What time is it? Time to write the annual holiday letter to friends and relatives. It’s the hap, happiest time of the year!
Here’s one good reason to keep a blog or diary: when you can’t remember all the things you’ve done over the past year, you can go back month by month and look them up. It’s like keeping notes in class (not that I ever learned to do that, myself). Anyway, the letter is now done. Whew.
To friends and family who have already written and sent their holiday letters, congratulations! To friends and family who are about to start receiving our holiday letter by email, snail mail, and Facebook, greetings! To friends and family who so far have not gotten around to writing, let alone sending, their holiday cards and letters — mwah-ha-ha-ha, beat you!
Sorry, I didn’t mean to make it sound like a contest. But to many it is a sort of contest, Christmas. Who gets a letter, who gets a card? What do I write about? What do I give? Will it be good enough? No wonder so many people get the blahs this time of year.
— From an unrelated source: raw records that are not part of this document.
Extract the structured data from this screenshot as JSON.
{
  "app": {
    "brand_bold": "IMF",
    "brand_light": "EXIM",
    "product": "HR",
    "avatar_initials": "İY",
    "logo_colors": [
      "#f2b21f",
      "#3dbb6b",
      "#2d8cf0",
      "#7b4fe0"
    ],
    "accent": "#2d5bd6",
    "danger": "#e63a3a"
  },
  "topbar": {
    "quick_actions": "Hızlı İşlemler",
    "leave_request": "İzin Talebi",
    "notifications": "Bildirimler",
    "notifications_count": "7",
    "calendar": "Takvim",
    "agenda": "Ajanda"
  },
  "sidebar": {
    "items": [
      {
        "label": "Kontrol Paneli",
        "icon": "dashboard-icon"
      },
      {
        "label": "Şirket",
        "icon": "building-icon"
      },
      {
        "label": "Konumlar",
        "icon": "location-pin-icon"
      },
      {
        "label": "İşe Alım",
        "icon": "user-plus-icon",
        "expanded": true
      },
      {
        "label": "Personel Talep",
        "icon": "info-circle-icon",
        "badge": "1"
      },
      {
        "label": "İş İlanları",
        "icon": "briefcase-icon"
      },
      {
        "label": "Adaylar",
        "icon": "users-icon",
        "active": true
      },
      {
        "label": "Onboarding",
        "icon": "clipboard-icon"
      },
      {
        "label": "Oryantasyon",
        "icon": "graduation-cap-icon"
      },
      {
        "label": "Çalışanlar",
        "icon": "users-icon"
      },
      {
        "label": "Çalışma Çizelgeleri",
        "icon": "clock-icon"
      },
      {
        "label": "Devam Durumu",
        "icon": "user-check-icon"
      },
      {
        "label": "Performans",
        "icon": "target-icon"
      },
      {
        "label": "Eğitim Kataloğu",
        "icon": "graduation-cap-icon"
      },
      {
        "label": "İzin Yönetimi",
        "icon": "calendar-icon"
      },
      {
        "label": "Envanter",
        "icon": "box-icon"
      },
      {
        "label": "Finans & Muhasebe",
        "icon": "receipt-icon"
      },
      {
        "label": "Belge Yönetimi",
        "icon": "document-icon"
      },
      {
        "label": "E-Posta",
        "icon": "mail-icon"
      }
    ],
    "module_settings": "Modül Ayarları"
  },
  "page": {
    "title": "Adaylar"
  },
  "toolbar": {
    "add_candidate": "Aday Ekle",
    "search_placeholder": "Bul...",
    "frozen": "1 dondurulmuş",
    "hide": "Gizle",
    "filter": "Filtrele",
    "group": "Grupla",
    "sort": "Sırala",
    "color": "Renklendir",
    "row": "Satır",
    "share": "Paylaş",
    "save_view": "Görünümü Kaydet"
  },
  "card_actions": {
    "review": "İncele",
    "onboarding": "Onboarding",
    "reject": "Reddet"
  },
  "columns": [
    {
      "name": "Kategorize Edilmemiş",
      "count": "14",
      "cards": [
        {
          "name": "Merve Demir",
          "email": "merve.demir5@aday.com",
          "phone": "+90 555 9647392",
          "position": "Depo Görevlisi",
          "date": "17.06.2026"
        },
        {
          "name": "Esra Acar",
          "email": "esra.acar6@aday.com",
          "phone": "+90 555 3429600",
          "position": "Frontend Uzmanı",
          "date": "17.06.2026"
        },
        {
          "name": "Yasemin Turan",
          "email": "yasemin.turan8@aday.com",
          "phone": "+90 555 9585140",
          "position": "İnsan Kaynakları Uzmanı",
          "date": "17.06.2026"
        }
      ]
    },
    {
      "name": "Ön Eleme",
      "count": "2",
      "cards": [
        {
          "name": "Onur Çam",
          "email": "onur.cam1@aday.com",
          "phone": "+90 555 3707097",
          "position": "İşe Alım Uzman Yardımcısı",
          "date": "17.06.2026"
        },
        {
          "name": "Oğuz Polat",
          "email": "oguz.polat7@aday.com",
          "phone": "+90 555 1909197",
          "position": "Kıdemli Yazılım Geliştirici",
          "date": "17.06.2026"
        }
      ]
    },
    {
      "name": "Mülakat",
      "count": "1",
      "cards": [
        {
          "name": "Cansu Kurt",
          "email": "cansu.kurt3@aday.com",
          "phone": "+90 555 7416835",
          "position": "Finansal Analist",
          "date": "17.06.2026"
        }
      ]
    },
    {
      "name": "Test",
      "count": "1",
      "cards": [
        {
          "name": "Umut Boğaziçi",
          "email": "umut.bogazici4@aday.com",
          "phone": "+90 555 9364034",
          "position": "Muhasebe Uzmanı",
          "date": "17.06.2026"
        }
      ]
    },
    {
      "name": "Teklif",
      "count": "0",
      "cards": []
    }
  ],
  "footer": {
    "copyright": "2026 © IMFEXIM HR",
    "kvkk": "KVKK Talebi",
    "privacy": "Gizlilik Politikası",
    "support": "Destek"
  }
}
We went to the first of four holiday parties last night, five if you count the one we’re hosting Christmas Eve. Last night we had dinner with Donna’s boss and her co-workers from the gun shop. Tonight we go to Darrell’s house for a gathering of our walking and bicycling friends. Christmas Eve we invite friends over for clam chowder and to help decorate our tree. Christmas Day we’ll eat at another friend’s house. Boxing Day (the day after Christmas) we go to a fancy party at yet another friend’s house. I suppose we could have squeezed in the holiday dinner with my co-volunteers at the air museum, but not this year. Enough is enough. New Year’s Eve? We’re staying home, thank you very much. New Year’s Day? I should be recovered enough by then to cook a special dinner, but it’ll just be for me, Donna, and Polly.
I read a lot of science fiction as a kid, and a few have stayed in my memory. One in particular was about a future where poor people are forced into a life of consumerism by the demands of the economy. To keep the industrial engine going, to keep big companies growing, the working poor have to consume like crazy: they literally have lists and quotas for cars, household appliances, clothing, and food to buy, use, wear out, and buy more of. If you’re middle class you still have consumption quotas, though somewhat less demanding. Only the most wealthy can turn their backs on the madness, living simple lives in cabins in the woods.
Any of that feel familiar to you? We’re by no means wealthy, but we are getting to the stage of life where we need and want less. Buying Christmas presents for each other is really hard now — we have everything we need. Not that many years ago we’d have seven to ten holiday parties to attend each December; we’re thankful we’re down to five and wish there were fewer. If only we had a cabin in the woods!
So it goes, paring down a little more each year.
Oh, hell, I can’t resist — have you finished your Christmas shopping yet? I have! Mwah-ha-ha-ha-ha!
© 2011, Paul Woodford. All rights reserved.